Adding useful descriptions
As a business owner, we encourage you to add a specific description of your business in the “description” field. This gives potential clients more information to understand what your business is about and see if your business matches what they are seeking. You can also use this field to provide further guidance about the location of your business which might be useful in some cases where it is hard to find, e.g. if the entrance of your business is only accessible via the rear.
Keep the description clean and concise, so it is helpful to users and catches their attention. A series of repeated keywords or categories may turn off potential customers, but a crisp and catchy summary of the services you offer help users determine if your business is right for them.
Choosing relevant categories
If you provide appropriate and accurate categories, we can better match your business listing to relevant user searches. We recommend choosing specific categories that describe the core of your business well instead of broad ones. A good way to find representative categories for your business is asking yourself the question “What is my business?” Be sure to capture what your business is as opposed to what it offers or sells – in that sense, “bakery” would be a good category as opposed to “cakes” or “bread”.
Also, do not include location information in the categories field. If you would like to provide such additional information about your business, you can use the description field and, if appropriate, the service areas feature.
You will be asked to choose at least one category from our standard list – just start typing in the categories field to see what is available via the auto-suggestions.
We recommend always choosing the best matching and most specific category for your business – for any specific category, Google will be able to automatically determine the more generic category as well. That means, if you are a Mexican restaurant, you should go for ‘Mexican Restaurant’ and not ‘Restaurant’ – Google then automatically knows that if you are a Mexican restaurant, you are also a restaurant.
You can provide up to five categories for your business listing. After picking a standard category, you can add up to four customized categories. To add another category, just click on ‘Add another category’ and an additional field will be triggered. Put only one category per entry field. Entering more than one category into a category field is not compliant with our quality guidelines and could result in your listing being suspended and not appearing in Google Places. In case you find it difficult to find an appropriate standard category to start with, just pick a category that fits best and add more specific custom categories. If you are uncertain about categorizing your business, you can also ask for advice in the Google Places help forum and discuss with other business owners.

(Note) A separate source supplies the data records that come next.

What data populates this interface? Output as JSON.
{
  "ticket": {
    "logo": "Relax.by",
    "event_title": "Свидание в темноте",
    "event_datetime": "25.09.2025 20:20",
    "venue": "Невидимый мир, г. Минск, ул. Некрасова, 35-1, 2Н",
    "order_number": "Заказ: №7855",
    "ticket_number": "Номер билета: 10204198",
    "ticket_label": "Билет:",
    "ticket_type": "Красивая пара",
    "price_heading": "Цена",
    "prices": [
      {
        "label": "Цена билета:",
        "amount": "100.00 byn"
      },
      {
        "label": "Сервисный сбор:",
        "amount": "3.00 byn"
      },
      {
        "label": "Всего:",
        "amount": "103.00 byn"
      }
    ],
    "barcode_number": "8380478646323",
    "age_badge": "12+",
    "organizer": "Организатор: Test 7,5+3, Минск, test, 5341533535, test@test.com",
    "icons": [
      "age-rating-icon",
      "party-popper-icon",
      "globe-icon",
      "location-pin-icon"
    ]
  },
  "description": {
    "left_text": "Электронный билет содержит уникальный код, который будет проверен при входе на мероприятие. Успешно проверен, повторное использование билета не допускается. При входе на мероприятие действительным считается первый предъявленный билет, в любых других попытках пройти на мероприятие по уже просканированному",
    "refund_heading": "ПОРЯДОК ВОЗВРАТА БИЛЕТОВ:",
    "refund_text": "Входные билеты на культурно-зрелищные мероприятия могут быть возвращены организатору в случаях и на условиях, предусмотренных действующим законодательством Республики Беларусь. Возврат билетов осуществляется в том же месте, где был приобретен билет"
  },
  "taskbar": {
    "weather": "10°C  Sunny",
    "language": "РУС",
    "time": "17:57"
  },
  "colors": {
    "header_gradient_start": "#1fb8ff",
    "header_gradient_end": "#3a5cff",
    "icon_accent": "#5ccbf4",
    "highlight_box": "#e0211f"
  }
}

We hope that this information helps you add a concise description and accurate categories to your business listing in Google Places. This gives potential clients more information to determine if your business matches what they are seeking. For further questions you can visit our Google Places help forum.